_What you will do_.
Would you write out every record that follows exactly, with the pictures left out?

-.-.-

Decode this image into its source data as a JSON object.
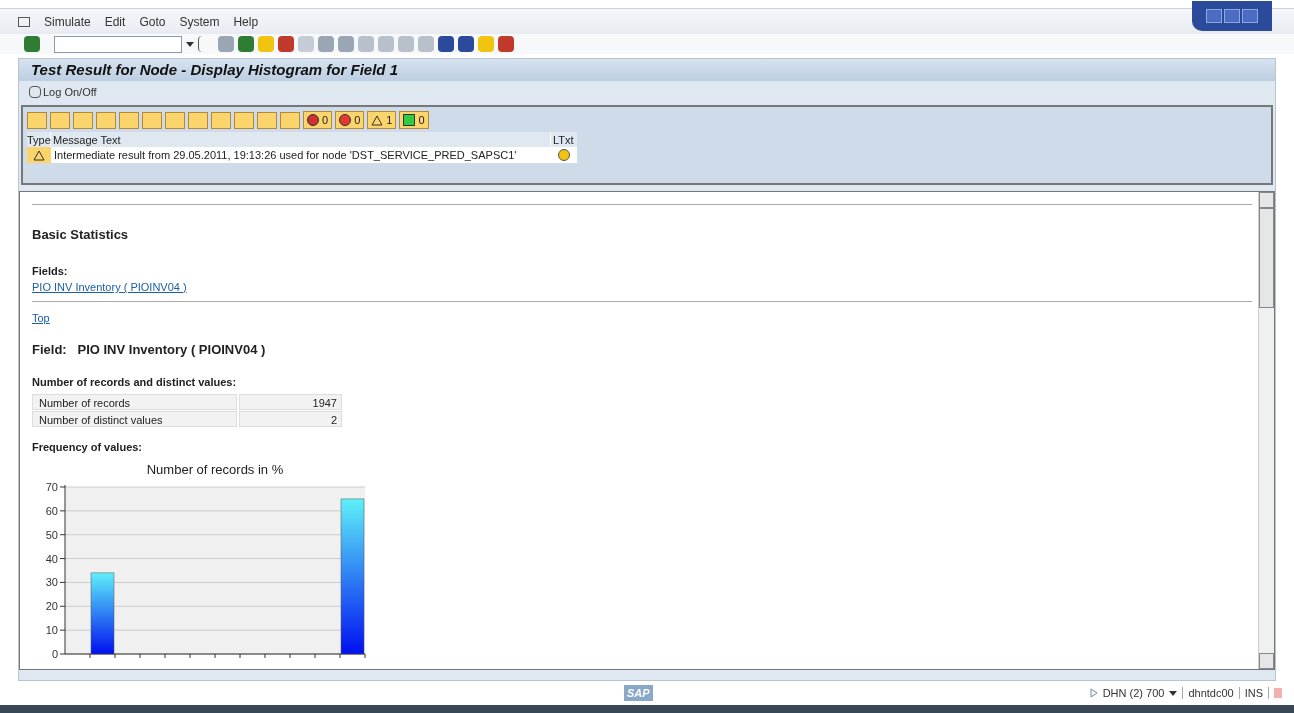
{
  "menu": [
    "Simulate",
    "Edit",
    "Goto",
    "System",
    "Help"
  ],
  "title": "Test Result for Node  - Display Histogram for Field 1",
  "app_toolbar": {
    "button": "Log On/Off"
  },
  "messages": {
    "counters": [
      {
        "kind": "stop",
        "count": "0"
      },
      {
        "kind": "error",
        "count": "0"
      },
      {
        "kind": "warning",
        "count": "1"
      },
      {
        "kind": "ok",
        "count": "0"
      }
    ],
    "columns": [
      "Type",
      "Message Text",
      "LTxt"
    ],
    "rows": [
      {
        "kind": "warning",
        "text": "Intermediate result from 29.05.2011, 19:13:26 used for node 'DST_SERVICE_PRED_SAPSC1'"
      }
    ]
  },
  "report": {
    "heading": "Basic Statistics",
    "fields_label": "Fields:",
    "field_link": "PIO INV Inventory ( PIOINV04 )",
    "top_link": "Top",
    "field_heading": "Field:   PIO INV Inventory ( PIOINV04 )",
    "counts_label": "Number of records and distinct values:",
    "counts": [
      {
        "label": "Number of records",
        "value": "1947"
      },
      {
        "label": "Number of distinct values",
        "value": "2"
      }
    ],
    "frequency_label": "Frequency of values:",
    "chart_data": {
      "type": "bar",
      "title": "Number of records in %",
      "values": [
        null,
        34,
        null,
        null,
        null,
        null,
        null,
        null,
        null,
        null,
        null,
        65
      ],
      "ylim": [
        0,
        70
      ],
      "grid": true,
      "yticks": [
        0,
        10,
        20,
        30,
        40,
        50,
        60,
        70
      ]
    }
  },
  "status_bar": {
    "logo": "SAP",
    "system": "DHN (2) 700",
    "server": "dhntdc00",
    "mode": "INS"
  }
}
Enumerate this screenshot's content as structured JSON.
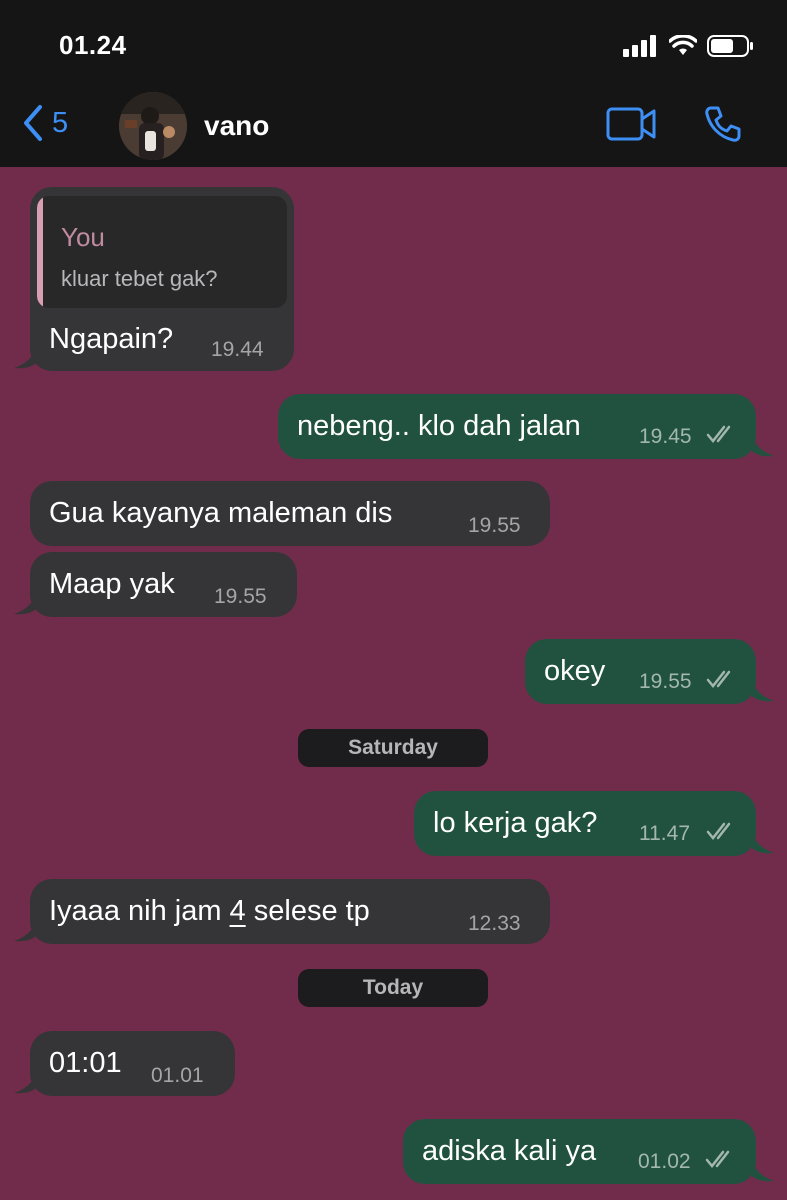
{
  "status_bar": {
    "time": "01.24"
  },
  "header": {
    "back_count": "5",
    "contact_name": "vano",
    "icons": {
      "back": "chevron-left-icon",
      "video": "video-call-icon",
      "call": "phone-call-icon"
    },
    "accent_color": "#3d8ff5"
  },
  "colors": {
    "chat_background": "#722c4b",
    "incoming_bubble": "#353538",
    "outgoing_bubble": "#20523f"
  },
  "messages": [
    {
      "direction": "in",
      "reply_to": {
        "author": "You",
        "text": "kluar tebet gak?"
      },
      "text": "Ngapain?",
      "time": "19.44"
    },
    {
      "direction": "out",
      "text": "nebeng.. klo dah jalan",
      "time": "19.45",
      "read": true
    },
    {
      "direction": "in",
      "text": "Gua kayanya maleman dis",
      "time": "19.55"
    },
    {
      "direction": "in",
      "text": "Maap yak",
      "time": "19.55"
    },
    {
      "direction": "out",
      "text": "okey",
      "time": "19.55",
      "read": true
    },
    {
      "direction": "out",
      "text": "lo kerja gak?",
      "time": "11.47",
      "read": true
    },
    {
      "direction": "in",
      "text_before": "Iyaaa nih jam ",
      "text_link": "4",
      "text_after": " selese tp",
      "time": "12.33"
    },
    {
      "direction": "in",
      "text": "01:01",
      "time": "01.01"
    },
    {
      "direction": "out",
      "text": "adiska kali ya",
      "time": "01.02",
      "read": true
    }
  ],
  "date_separators": [
    "Saturday",
    "Today"
  ]
}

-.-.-

_Worked solution_.
Decode this image into its source data as a JSON object.
{
  "menu": [
    "Simulate",
    "Edit",
    "Goto",
    "System",
    "Help"
  ],
  "title": "Test Result for Node  - Display Histogram for Field 1",
  "app_toolbar": {
    "button": "Log On/Off"
  },
  "messages": {
    "counters": [
      {
        "kind": "stop",
        "count": "0"
      },
      {
        "kind": "error",
        "count": "0"
      },
      {
        "kind": "warning",
        "count": "1"
      },
      {
        "kind": "ok",
        "count": "0"
      }
    ],
    "columns": [
      "Type",
      "Message Text",
      "LTxt"
    ],
    "rows": [
      {
        "kind": "warning",
        "text": "Intermediate result from 29.05.2011, 19:13:26 used for node 'DST_SERVICE_PRED_SAPSC1'"
      }
    ]
  },
  "report": {
    "heading": "Basic Statistics",
    "fields_label": "Fields:",
    "field_link": "PIO INV Inventory ( PIOINV04 )",
    "top_link": "Top",
    "field_heading": "Field:   PIO INV Inventory ( PIOINV04 )",
    "counts_label": "Number of records and distinct values:",
    "counts": [
      {
        "label": "Number of records",
        "value": "1947"
      },
      {
        "label": "Number of distinct values",
        "value": "2"
      }
    ],
    "frequency_label": "Frequency of values:",
    "chart_data": {
      "type": "bar",
      "title": "Number of records in %",
      "values": [
        null,
        34,
        null,
        null,
        null,
        null,
        null,
        null,
        null,
        null,
        null,
        65
      ],
      "ylim": [
        0,
        70
      ],
      "grid": true,
      "yticks": [
        0,
        10,
        20,
        30,
        40,
        50,
        60,
        70
      ]
    }
  },
  "status_bar": {
    "logo": "SAP",
    "system": "DHN (2) 700",
    "server": "dhntdc00",
    "mode": "INS"
  }
}
Enumerate this screenshot's content as structured JSON.
{
  "status_bar": {
    "time": "01.24"
  },
  "header": {
    "back_count": "5",
    "contact_name": "vano",
    "icons": {
      "back": "chevron-left-icon",
      "video": "video-call-icon",
      "call": "phone-call-icon"
    },
    "accent_color": "#3d8ff5"
  },
  "colors": {
    "chat_background": "#722c4b",
    "incoming_bubble": "#353538",
    "outgoing_bubble": "#20523f"
  },
  "messages": [
    {
      "direction": "in",
      "reply_to": {
        "author": "You",
        "text": "kluar tebet gak?"
      },
      "text": "Ngapain?",
      "time": "19.44"
    },
    {
      "direction": "out",
      "text": "nebeng.. klo dah jalan",
      "time": "19.45",
      "read": true
    },
    {
      "direction": "in",
      "text": "Gua kayanya maleman dis",
      "time": "19.55"
    },
    {
      "direction": "in",
      "text": "Maap yak",
      "time": "19.55"
    },
    {
      "direction": "out",
      "text": "okey",
      "time": "19.55",
      "read": true
    },
    {
      "direction": "out",
      "text": "lo kerja gak?",
      "time": "11.47",
      "read": true
    },
    {
      "direction": "in",
      "text_before": "Iyaaa nih jam ",
      "text_link": "4",
      "text_after": " selese tp",
      "time": "12.33"
    },
    {
      "direction": "in",
      "text": "01:01",
      "time": "01.01"
    },
    {
      "direction": "out",
      "text": "adiska kali ya",
      "time": "01.02",
      "read": true
    }
  ],
  "date_separators": [
    "Saturday",
    "Today"
  ]
}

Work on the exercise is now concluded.